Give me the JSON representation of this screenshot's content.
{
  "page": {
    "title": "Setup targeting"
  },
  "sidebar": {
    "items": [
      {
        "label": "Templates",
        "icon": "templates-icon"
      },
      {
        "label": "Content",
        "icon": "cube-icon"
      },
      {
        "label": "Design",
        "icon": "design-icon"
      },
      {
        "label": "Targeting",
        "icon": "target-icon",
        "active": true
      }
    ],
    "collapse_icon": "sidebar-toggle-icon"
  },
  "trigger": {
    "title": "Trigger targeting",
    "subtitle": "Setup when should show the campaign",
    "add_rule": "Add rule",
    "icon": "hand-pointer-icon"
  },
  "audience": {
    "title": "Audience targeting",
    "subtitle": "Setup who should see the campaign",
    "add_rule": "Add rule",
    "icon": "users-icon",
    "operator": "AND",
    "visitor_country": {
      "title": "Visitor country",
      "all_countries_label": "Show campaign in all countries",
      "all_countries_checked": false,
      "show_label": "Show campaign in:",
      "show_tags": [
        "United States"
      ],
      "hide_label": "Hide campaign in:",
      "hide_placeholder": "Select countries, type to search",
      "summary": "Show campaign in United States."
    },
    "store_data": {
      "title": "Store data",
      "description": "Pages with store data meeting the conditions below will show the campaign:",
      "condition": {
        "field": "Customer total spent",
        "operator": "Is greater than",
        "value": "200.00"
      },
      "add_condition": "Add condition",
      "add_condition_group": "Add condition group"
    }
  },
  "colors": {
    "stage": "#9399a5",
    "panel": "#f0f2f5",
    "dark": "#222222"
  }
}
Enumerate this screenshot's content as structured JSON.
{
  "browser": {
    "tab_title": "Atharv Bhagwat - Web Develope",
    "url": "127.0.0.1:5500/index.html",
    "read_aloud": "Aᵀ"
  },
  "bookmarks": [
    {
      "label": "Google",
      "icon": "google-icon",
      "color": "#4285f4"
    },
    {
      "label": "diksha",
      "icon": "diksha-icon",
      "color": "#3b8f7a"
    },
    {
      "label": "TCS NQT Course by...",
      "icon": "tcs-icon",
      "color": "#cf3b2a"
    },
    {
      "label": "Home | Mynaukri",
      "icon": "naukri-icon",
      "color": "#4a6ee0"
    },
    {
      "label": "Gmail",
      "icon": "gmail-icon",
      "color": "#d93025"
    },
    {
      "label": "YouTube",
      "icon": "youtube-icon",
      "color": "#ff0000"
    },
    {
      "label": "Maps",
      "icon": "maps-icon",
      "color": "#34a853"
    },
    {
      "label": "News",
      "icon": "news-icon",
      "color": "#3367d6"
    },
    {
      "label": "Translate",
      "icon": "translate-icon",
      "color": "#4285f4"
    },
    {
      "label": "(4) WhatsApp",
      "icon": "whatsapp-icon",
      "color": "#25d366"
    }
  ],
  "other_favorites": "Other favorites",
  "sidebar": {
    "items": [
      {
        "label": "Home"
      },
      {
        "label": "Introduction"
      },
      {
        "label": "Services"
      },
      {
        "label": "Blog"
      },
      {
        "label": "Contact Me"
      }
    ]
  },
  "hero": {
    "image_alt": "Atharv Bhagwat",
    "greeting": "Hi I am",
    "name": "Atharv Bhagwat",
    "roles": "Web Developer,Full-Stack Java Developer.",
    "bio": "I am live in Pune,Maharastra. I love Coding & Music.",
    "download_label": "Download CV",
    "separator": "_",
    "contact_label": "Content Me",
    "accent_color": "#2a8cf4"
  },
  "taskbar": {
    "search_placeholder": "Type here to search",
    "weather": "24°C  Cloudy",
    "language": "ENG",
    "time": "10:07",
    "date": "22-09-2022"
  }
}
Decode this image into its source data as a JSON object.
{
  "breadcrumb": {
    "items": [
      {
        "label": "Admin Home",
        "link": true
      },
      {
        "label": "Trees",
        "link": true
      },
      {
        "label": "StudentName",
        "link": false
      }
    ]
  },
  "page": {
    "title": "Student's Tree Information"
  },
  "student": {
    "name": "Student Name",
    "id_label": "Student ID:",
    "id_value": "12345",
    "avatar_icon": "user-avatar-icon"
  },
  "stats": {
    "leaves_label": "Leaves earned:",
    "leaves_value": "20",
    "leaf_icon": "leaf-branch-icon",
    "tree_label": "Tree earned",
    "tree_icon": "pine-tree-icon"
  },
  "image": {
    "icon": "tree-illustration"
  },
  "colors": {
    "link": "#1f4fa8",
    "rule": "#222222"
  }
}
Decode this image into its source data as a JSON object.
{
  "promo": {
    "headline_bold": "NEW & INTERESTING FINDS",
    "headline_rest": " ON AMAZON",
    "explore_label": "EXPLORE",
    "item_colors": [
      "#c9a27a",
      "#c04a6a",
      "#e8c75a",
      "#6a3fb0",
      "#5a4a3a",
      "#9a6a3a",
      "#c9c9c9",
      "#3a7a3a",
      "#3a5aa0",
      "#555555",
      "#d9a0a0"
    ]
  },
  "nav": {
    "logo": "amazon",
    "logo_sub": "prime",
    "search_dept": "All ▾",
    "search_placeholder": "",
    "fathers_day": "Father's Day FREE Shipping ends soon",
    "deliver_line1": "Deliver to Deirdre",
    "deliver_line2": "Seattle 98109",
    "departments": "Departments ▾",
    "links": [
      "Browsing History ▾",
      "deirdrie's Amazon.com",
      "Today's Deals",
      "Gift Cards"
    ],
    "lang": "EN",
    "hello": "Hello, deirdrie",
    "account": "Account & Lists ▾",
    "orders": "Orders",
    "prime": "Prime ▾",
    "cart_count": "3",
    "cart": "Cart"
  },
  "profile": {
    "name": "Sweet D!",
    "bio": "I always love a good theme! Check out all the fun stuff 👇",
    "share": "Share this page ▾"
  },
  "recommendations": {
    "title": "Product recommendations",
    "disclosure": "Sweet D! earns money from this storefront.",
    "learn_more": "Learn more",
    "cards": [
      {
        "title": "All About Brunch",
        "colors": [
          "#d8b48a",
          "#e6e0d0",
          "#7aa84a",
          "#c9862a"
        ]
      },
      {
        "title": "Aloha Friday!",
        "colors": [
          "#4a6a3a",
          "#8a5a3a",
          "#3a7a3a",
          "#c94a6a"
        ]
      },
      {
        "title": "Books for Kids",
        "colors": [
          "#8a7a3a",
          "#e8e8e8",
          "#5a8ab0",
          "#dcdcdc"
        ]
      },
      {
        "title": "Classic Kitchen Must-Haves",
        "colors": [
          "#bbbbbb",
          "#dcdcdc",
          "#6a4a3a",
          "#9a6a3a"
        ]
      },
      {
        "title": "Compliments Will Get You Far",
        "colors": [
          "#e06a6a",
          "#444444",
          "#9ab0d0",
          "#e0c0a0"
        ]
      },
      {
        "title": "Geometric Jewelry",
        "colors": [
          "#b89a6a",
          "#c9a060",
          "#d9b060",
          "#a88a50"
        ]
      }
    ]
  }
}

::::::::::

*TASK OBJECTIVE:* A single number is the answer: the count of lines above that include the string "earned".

*REPLY TO THE TASK:* 2